[Items from an interface collection]
--- START ---
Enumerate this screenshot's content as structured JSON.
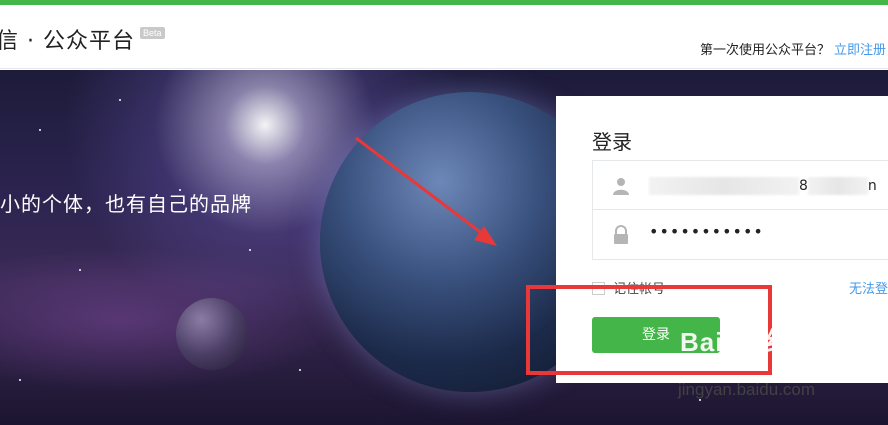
{
  "header": {
    "logo_text": "信 · 公众平台",
    "beta_badge": "Beta",
    "first_use_text": "第一次使用公众平台？",
    "register_link": "立即注册"
  },
  "hero": {
    "slogan": "小的个体，也有自己的品牌"
  },
  "login": {
    "title": "登录",
    "username_value": "8",
    "username_suffix": "n",
    "password_value": "•••••••••••",
    "remember_label": "记住帐号",
    "forgot_link": "无法登",
    "submit_label": "登录"
  },
  "watermark": {
    "brand": "Baidu 经验",
    "url": "jingyan.baidu.com"
  },
  "colors": {
    "accent_green": "#44b549",
    "link_blue": "#459ae9",
    "highlight_red": "#e83838"
  }
}
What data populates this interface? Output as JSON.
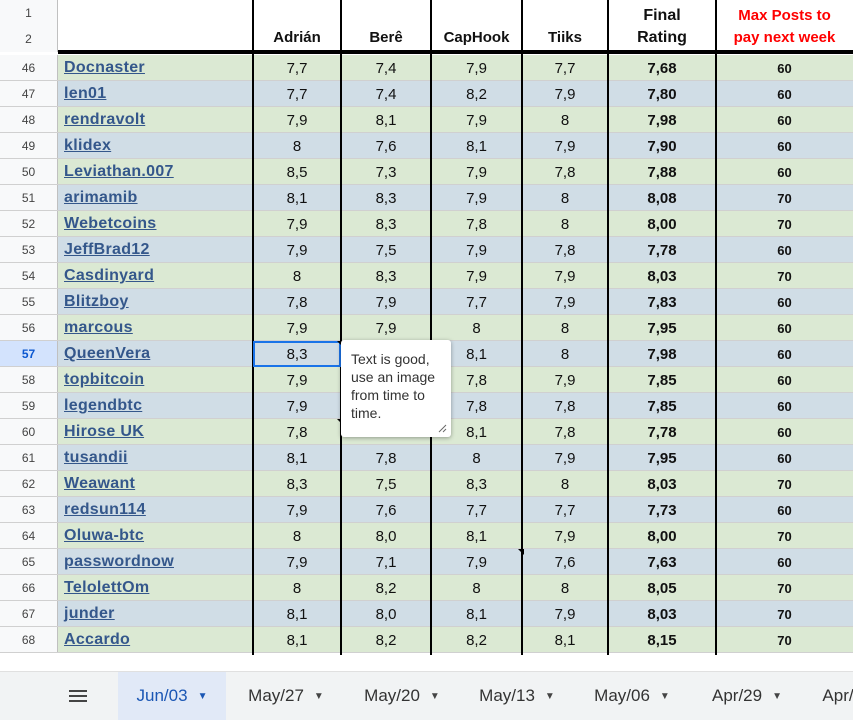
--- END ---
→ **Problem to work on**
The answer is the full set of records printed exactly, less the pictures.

→ **Exercise response**
Enumerate this screenshot's content as structured JSON.
{
  "header": {
    "logo_text": "信 · 公众平台",
    "beta_badge": "Beta",
    "first_use_text": "第一次使用公众平台？",
    "register_link": "立即注册"
  },
  "hero": {
    "slogan": "小的个体，也有自己的品牌"
  },
  "login": {
    "title": "登录",
    "username_value": "8",
    "username_suffix": "n",
    "password_value": "•••••••••••",
    "remember_label": "记住帐号",
    "forgot_link": "无法登",
    "submit_label": "登录"
  },
  "watermark": {
    "brand": "Baidu 经验",
    "url": "jingyan.baidu.com"
  },
  "colors": {
    "accent_green": "#44b549",
    "link_blue": "#459ae9",
    "highlight_red": "#e83838"
  }
}
What data populates this interface? Output as JSON.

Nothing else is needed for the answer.